A slow WP admin dashboard has a direct connection with the RAM of your website. If there is low RAM, it will affect the speed of your website. If you are unaware of the web server, and its RAM requirement, reach out to the hosting provider.

Ask the RAM provider whether the RAM allocated to the web server is sufficient or low. They will look into it, and provide you with exact figures for your RAM consumption. If the requirement is high, the hosting provider will inform you to increase it. 

If the current hosting provider doesn’t offer an option to increase the RAM of the web server, it’s high time to upgrade to a new hosting provider.

18. Delete Transients

Transients is the method of storing data for a specific amount of time in WordPress. As compared to the object cache, transient data gets stored for a limited time, with the trust that it is updated at regular intervals.

If you have a WooCommerce store, a lot of transients get created, which will slow down your WordPress dashboard. These transients are stored as remote API calls in the WordPress database. You can remove unnecessary transients with the help of the WooCommerce settings.

Frequently Asked Questions about Slow WordPress Dashboards?

Why is My WordPress Admin so Slow?

Various factors can affect the dashboard’s load time. 

Using outdated version of WordPress, failing to update the PHP, or overloading the website’s database are among the most common reasons the dashboard doesn’t operate optimally. 

Moreover, the theme you’re using or activating too many unnecessary functions can hurt the dashboard’s speed. Installing too many poorly optimized plugins is another reason your WordPress admin is slow. 

Usually, combining these factors drives the dashboard’s speed down rather than a single isolated issue. 

How Do I Fix Slow Admin on WordPress?

Testing is the quickest way to determine the root of the problem.

You should ensure you’re using the most recent PHP and WordPress versions before turning different functionalities on and off. 

Moreover, you must check if the issue is caused by the hosting provider, and migrate to a better service if it is. Disable all widgets and plugins you’re not using one by one to determine if they’re using too much of the core memory and slowing down the dashboard. Try limiting the number of items WordPress has to load when opening a page to test if the problem is content-related.


It is crucial to address the slow WordPress dashboard issue to enhance your site management, and provide a better user experience.
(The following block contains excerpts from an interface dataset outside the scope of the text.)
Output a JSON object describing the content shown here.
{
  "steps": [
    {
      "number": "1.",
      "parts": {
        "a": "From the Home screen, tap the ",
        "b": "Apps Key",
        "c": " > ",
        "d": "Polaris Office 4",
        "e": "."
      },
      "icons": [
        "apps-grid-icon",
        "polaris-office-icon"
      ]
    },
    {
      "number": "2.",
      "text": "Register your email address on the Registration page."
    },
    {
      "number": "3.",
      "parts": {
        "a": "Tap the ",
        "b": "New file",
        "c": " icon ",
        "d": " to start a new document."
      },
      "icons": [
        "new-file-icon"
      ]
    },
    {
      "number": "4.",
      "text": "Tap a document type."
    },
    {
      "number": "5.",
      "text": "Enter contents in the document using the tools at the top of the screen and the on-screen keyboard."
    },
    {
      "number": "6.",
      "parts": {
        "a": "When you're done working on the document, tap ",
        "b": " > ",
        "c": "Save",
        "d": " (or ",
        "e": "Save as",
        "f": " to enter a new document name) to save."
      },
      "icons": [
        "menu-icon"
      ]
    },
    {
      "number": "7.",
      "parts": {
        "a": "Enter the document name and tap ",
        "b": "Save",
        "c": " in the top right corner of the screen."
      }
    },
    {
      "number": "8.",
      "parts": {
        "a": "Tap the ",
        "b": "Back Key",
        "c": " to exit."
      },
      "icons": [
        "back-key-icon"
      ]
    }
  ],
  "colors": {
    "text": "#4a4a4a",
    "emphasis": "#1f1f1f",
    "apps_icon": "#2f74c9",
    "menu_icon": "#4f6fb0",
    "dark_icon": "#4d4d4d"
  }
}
We hope you have understood all the ways to improve the WordPress dashboard slow loading issues. From theme to plugin updates, image optimization, changing your hosting provider, and more, you can implement more than one effective way for speeding up your WordPress admin dashboard.

In the end, implementing these shared strategies and tricks will speed up your content management task, and enhance user engagement, thereby ensuring your site survives and thrives in the digital age.

A team of WordPress experts that love to test out new WordPress related software, WordPress plugins and WordPress themes.